  int y=Serial.parseInt();    // at least you have the chars all buffered up for this but it could be done sooner
  Serial.print(y);Serial.print("\n");
}
if (Serial.find("s"))
{
  int r=Serial.parseInt();
Serial.print(r);Serial.print("\n");
}
  delay(20);                          // why is this needed? 
}}

Reading text decimal digits and turning them to numeric values as they come in, the hardest part is handling errors which your code doesn't do anyway.

If my sketch is reading text digits "123" and I want to get the value, I start with an int

accumulate = 0;

I read the '1' of the "123".

textRead = Serial.read();

I multiply whatever is in accumulate by ten and add 1

accumulate = accumulate * 10 + textRead - '0';

The text code for '1' is 49 and for '0' is 48. Subtraction gives me the value 1. All text decimal digits are 48 to 57 (=9).

As I read in digits I repeat the process of x 10 + new value.
When I get a non-digit, I'm done even if it's because of error.
If no error, accumulate holds the value gotten before the non-digit delimiter was read, not evaluated afterwards.

If you see a parallel between this and how you deal with numbers on paper, it's because there is.

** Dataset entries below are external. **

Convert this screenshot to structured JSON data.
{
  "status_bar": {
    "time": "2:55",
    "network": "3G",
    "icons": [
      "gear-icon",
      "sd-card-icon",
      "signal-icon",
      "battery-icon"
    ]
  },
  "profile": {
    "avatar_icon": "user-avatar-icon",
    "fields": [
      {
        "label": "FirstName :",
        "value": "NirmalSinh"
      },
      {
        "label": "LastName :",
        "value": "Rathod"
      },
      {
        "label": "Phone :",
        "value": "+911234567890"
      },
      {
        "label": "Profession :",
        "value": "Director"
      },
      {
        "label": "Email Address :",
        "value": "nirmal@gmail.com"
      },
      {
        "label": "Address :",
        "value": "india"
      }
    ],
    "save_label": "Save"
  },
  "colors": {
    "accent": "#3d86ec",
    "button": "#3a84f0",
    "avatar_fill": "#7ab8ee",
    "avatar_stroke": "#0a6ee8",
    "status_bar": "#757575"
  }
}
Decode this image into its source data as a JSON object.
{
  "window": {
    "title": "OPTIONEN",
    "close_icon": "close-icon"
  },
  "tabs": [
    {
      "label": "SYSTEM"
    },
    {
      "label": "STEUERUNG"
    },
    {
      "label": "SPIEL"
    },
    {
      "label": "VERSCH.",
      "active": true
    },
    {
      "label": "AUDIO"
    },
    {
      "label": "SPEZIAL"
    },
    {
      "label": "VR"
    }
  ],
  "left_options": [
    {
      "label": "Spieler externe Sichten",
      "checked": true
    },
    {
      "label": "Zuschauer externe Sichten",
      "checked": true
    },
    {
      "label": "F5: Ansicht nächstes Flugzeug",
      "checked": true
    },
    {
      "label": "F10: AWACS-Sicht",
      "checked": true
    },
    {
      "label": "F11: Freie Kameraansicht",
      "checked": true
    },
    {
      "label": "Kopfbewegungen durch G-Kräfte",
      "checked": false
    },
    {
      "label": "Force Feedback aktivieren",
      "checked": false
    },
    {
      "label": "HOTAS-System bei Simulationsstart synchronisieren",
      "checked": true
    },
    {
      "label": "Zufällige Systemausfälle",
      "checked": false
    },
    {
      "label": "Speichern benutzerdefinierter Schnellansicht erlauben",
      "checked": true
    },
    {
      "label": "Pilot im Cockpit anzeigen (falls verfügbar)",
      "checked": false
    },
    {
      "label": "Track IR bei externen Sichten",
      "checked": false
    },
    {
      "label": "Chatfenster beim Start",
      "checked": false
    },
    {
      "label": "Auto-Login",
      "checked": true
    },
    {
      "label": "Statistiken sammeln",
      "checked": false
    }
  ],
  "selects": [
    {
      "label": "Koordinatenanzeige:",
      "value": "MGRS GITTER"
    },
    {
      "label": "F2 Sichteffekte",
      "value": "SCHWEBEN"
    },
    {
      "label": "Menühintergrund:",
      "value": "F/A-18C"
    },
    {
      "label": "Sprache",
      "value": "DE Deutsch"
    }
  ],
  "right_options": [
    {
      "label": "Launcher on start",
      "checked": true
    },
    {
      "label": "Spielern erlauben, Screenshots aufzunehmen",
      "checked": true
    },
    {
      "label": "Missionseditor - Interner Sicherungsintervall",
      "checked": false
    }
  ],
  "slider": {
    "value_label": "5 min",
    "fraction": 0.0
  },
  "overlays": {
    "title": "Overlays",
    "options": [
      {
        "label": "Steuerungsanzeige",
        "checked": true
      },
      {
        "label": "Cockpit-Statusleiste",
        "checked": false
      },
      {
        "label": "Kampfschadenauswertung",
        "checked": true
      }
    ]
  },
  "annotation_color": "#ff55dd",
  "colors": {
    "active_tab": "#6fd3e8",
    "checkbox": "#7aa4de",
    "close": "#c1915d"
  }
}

This kind of text parse and evaluate is usually easiest done in a finite state machine, Nick Gammon presents a simple one for teaching in his "How to process incoming serial data without blocking" tutorial about 1/3rd the way down.

http://www.gammon.com.au/serial

and his state machines tutorial is

http://www.gammon.com.au/statemachine

Robin2 has sticky threads (they stay up top of the list) on the forum covering the same basic things in thread form.

If you're sharp, you can get this learned before September working part time hours but warning, you HAVE to work with simpler practice sketches to get all of it. If you get zoomy and think you can wing it, it will take longer to get right.